'Don't bet against him': After breakout season, J. Lowe wants more

February 25th, 2024

PORT CHARLOTTE, Fla. -- entered Spring Training last season needing to play his way onto the roster, and wound up playing his way into elite company.

After a brief and disappointing first look in 2022, Lowe capitalized on another shot at playing time last season. He hit .292/.335/.500 with 20 homers, 83 RBIs and 32 stolen bases in 135 games. He totaled 3.7 Wins Above Replacement, fourth-best on the 99-win Rays’ roster.

He was one of only seven players in the Majors last year to record at least 20 homers, 30 steals and 30 doubles. The others have all been All-Stars and received MVP votes: Ronald Acuña Jr., Francisco Lindor, Corbin Carroll, Kyle Tucker, Julio Rodríguez and Trea Turner.

Still, when he went home for the offseason, he wasn’t totally pleased.

“We didn't win the last game of the season last year. I'll be satisfied once that happens,” Lowe said Sunday morning ahead of the Rays' 9-9 tie against the Tigers in Lowe's Spring Training debut at Charlotte Sports Park. “Until we're able to raise the trophy over our heads, I wouldn't necessarily say I'd be satisfied.”

Another member of the Lowe family did exactly that: his brother Nathaniel, the former Rays first baseman who won it all with the Rangers. Lowe was in Arlington for Games 1 and 2 of last year’s World Series, and he watched his brother help bring home a championship.

Lowe would have traded all his home runs, stolen bases and RBIs for a ring.

“Seeing what they accomplished and watching those games in person is special. You only get there so many times in your life,” Lowe said. “And I think that the group of players that we have here is special enough to accomplish something like that.”

There’s another reason Lowe wasn’t totally satisfied with his season, though. The self-assured 26-year-old still believes he’s capable of more.

Specifically, Lowe said he wants to be more consistent. He got off to an incredible, confidence-building start in April. He cooled a bit but still played well in May. He struggled to a .232/.270/.370 line in June and July. Then he finished as strong as just about anybody on the roster, batting .329 with an. 899 OPS after Aug. 1.

“I've always been a confident player in knowing what I can do. I know that I can be the player that I was last year for many years to come,” Lowe said. “My goal every year is to try and do better than that year. … I know it's hard to do. But at the same time, that's what makes great players great is just being consistent.”

The Rays were thrilled with what Lowe gave them last season, but they also believe he can take his game to another level.

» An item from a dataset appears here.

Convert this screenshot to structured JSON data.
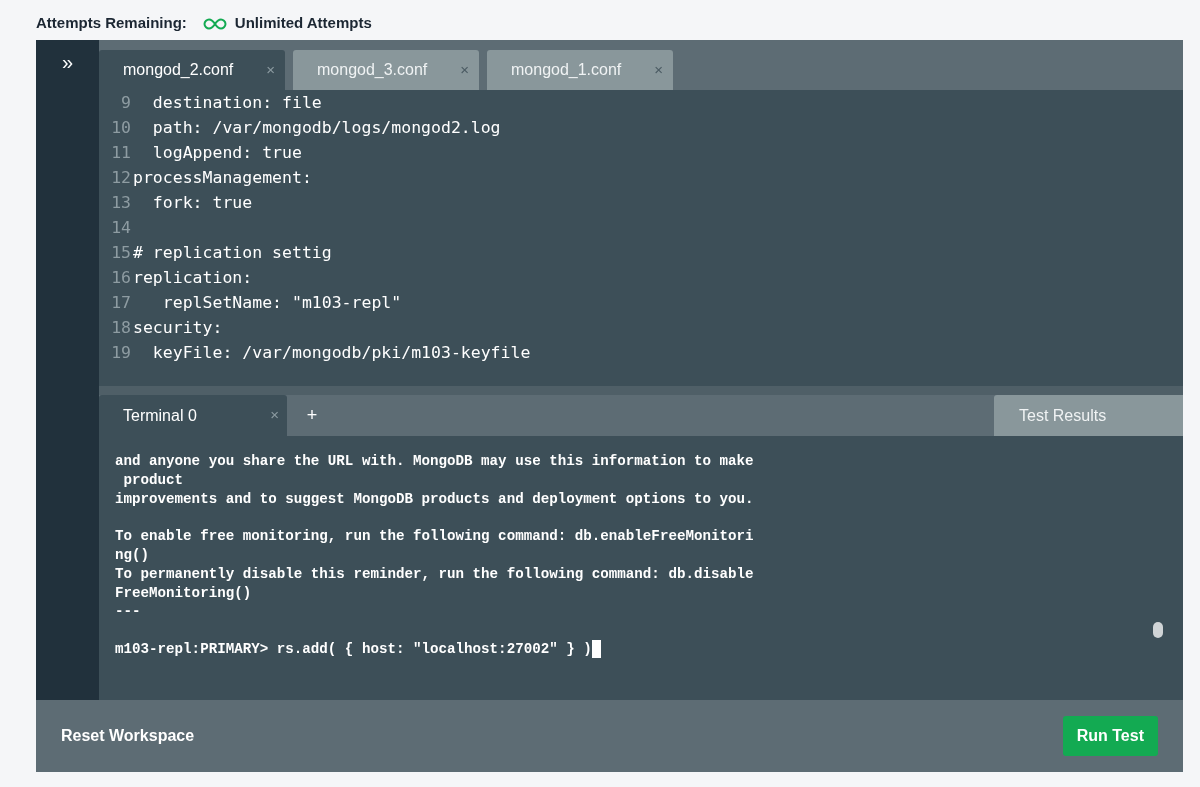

“If there was one guy that I would say you could see taking the same sizable jump again, I would put it on him,” manager Kevin Cash said. “Not to put added pressure on, but … knowing Josh, he's pretty hungry to be a really, really good player. He's going to put the work in.

“Don't bet against him.”

Lowe has already told first base coach Michael Johns he wants to improve his defense enough to get his name in the Gold Glove Award conversation, for instance. A center fielder coming up through the Minors, Lowe spent most of last year in right field. Advanced metrics were mixed on his performance, as he recorded 3 Defensive Runs Saved but -2 Outs Above Average.

Despite the impressive numbers he put together, there is still room for improvement offensively. Lowe struck out four times as often as he walked last season, and he posted a 12th-percentile chase rate (35.7%) and 20th-percentile whiff rate (30.2%). And when he’s on base, he wants to run as much as he can.

Lowe was remarkably efficient on the bases last year, racking up 32 steals while only being caught three times. Only two other players, both Phillies, totaled at least 30 steals while being caught fewer times: Bryson Stott (31 steals, caught three times) and Turner (30 steals, never caught). With that in mind, plus MLB’s intent to target blocking the bases, Lowe could be even more active this season.

“The biggest thing that we've talked about this spring is just when your body feels good to steal a base, because that's the hardest thing with stealing bases really -- is just the impact it takes on your body,” Lowe said. “I want to get on and steal as many bases as I can and get into scoring position for the guy behind me to hit me in.”